However, you may be asking, why does an ETF have to promise to maintain a constant leverage ratio? Couldn't it advertise that, after buying an index with some initial leverage, it will passively keep the same position size per share, allowing leverage to change with the market? (This is separate from adjusting for corporate actions or composition of the index itself.) As far as I know, it could, but this would be less useful to investors/traders for three reasons:
Anyone buying or holding the ETF as time goes on would have to calculate and monitor its current leverage in order to determine the appropriate position size for their hedging or speculation goal. It's easier if name of the ETF tells you (to a good approximation) what the leverage will always be.
If the ETF appreciates greatly, then without rebalancing, its leverage will decrease. Ultimately the leverage would approach 1x (unleveraged) for a "successful" long ETF or 0x (cash-like) for a "successful" short ETF. Then the ETF would lose its raison d'etre. In particular it will not turn, say 7% returns into 21% returns for the long term.

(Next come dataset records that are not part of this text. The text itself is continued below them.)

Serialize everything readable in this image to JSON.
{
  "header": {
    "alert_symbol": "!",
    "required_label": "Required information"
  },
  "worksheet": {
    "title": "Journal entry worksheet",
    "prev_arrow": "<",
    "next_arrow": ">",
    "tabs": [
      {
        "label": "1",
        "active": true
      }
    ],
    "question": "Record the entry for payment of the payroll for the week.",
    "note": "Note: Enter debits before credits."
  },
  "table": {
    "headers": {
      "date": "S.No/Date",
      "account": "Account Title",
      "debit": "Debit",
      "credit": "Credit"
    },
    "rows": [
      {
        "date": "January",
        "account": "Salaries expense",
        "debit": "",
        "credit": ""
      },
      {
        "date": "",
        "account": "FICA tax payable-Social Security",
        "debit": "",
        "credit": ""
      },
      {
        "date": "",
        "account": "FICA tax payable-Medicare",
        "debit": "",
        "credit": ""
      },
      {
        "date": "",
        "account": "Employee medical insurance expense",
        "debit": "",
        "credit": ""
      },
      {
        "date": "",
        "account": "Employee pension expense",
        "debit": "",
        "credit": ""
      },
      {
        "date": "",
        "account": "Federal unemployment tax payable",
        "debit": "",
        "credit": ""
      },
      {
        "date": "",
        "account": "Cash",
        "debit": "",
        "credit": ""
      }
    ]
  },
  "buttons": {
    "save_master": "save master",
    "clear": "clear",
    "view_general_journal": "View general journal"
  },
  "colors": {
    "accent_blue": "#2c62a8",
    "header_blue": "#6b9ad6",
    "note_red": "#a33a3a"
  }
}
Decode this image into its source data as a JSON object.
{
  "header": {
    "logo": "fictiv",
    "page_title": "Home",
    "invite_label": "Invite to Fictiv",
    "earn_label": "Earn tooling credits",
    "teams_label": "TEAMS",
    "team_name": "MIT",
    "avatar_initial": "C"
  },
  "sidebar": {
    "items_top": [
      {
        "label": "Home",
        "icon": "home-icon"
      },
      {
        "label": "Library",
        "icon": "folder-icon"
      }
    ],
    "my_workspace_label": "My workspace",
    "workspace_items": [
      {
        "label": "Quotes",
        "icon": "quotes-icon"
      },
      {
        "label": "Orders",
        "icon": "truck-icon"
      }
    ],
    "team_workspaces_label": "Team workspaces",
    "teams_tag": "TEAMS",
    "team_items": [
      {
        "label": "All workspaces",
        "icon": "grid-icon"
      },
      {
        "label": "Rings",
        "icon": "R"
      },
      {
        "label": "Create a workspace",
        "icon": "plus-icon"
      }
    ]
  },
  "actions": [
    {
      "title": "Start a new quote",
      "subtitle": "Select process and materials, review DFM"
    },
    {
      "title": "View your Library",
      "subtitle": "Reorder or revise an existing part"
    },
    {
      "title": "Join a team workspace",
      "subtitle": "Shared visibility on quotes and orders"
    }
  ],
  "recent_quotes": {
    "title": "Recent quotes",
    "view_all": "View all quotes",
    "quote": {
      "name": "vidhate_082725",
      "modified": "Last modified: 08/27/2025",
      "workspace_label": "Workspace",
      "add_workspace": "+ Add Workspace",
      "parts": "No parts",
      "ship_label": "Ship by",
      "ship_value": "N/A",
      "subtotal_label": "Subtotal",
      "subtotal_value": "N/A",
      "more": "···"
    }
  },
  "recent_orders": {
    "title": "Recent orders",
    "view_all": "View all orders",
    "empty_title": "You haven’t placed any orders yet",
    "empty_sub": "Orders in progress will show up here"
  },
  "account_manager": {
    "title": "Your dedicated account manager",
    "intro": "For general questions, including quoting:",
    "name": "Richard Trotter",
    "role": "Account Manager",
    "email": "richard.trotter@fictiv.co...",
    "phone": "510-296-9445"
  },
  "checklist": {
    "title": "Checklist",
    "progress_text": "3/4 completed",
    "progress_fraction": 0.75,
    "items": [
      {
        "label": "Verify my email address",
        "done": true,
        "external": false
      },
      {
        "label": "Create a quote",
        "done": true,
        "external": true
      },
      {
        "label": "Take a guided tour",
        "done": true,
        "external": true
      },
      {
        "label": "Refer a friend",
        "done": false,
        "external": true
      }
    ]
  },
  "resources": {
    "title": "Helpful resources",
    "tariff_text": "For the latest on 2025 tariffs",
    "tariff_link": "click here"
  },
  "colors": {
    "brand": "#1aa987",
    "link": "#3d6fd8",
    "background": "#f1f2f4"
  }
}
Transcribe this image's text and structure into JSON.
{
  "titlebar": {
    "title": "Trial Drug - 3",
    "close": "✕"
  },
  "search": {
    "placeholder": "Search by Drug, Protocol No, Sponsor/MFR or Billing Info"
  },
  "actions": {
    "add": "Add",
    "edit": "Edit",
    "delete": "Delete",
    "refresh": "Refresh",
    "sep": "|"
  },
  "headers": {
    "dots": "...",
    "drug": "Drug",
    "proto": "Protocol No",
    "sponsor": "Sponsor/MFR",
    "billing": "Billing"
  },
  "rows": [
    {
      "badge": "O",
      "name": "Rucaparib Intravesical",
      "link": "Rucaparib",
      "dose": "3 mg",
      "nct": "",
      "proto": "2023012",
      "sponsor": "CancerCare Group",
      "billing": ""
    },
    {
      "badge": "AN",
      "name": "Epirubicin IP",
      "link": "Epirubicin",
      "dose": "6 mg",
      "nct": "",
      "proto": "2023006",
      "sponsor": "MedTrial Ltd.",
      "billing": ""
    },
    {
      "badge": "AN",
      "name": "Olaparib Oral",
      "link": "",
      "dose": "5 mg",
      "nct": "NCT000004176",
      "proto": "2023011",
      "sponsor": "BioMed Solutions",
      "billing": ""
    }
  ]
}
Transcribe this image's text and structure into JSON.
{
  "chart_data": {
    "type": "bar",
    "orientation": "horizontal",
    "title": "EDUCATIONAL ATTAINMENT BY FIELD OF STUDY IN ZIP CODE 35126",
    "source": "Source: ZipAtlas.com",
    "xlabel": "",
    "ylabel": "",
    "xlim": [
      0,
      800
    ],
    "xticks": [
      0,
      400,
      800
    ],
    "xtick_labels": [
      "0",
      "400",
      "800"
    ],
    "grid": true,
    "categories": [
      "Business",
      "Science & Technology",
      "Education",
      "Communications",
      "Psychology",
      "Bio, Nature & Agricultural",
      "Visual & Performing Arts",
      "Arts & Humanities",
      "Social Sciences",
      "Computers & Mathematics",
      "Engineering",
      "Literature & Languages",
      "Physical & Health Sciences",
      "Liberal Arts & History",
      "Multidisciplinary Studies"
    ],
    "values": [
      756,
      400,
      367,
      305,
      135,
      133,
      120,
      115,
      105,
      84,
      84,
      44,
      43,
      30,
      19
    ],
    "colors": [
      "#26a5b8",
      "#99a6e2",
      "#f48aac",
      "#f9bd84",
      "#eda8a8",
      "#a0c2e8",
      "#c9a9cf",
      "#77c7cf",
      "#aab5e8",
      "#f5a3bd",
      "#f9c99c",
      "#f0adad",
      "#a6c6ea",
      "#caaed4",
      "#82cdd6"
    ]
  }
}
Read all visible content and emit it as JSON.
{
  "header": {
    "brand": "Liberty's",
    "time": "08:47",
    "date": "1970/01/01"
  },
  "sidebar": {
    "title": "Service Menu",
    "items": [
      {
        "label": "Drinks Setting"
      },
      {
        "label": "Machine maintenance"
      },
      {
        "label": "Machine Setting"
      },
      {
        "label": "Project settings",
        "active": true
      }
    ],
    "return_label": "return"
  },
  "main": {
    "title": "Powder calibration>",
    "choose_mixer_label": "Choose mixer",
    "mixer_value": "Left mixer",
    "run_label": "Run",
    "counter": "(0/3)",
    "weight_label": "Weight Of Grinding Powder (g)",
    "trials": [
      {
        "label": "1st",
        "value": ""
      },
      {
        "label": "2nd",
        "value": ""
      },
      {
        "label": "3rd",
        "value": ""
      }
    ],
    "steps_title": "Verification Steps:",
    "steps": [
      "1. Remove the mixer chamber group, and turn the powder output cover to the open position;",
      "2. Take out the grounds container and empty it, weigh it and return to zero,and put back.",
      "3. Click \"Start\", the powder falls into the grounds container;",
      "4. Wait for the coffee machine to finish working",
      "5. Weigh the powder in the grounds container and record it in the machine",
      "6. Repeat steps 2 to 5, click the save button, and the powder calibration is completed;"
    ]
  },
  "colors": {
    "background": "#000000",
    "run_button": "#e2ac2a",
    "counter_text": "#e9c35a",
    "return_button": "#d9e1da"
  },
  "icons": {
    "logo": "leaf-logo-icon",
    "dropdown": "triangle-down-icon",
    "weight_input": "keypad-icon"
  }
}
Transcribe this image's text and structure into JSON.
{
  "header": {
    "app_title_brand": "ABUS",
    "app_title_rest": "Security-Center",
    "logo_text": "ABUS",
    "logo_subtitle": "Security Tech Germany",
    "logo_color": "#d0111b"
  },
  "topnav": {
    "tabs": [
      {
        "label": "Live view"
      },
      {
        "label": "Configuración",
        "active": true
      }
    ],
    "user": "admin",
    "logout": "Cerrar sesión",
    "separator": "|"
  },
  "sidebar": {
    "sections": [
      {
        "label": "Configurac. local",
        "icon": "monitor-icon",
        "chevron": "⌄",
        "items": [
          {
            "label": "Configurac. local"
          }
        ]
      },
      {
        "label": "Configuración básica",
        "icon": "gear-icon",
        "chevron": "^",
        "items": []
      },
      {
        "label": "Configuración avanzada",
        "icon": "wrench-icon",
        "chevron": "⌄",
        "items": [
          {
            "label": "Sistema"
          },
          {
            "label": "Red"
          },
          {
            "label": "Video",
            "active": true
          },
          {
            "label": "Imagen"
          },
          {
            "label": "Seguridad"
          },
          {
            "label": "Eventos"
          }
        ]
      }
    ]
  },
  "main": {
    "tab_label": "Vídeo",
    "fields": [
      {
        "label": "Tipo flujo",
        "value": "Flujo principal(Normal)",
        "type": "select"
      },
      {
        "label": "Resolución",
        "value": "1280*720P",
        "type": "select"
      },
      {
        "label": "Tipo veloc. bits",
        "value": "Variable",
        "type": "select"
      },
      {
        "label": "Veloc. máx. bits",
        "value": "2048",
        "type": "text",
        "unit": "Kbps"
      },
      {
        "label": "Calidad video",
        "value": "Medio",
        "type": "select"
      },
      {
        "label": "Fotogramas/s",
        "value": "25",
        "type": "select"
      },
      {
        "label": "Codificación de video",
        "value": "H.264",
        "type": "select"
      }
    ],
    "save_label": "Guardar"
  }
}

If the ETF depreciates greatly, it will face internal margin calls and a significant chance of going bankrupt. Whereas a 3x daily-rebalanced fund would require a 33% drop in the index in one day to go bust, a non-rebalanced fund with initial 3x leverage would go bust if at any point there is a cumulative drop of 33% from inception. Realistically, before that point, margin calls would effectively force a rebalancing.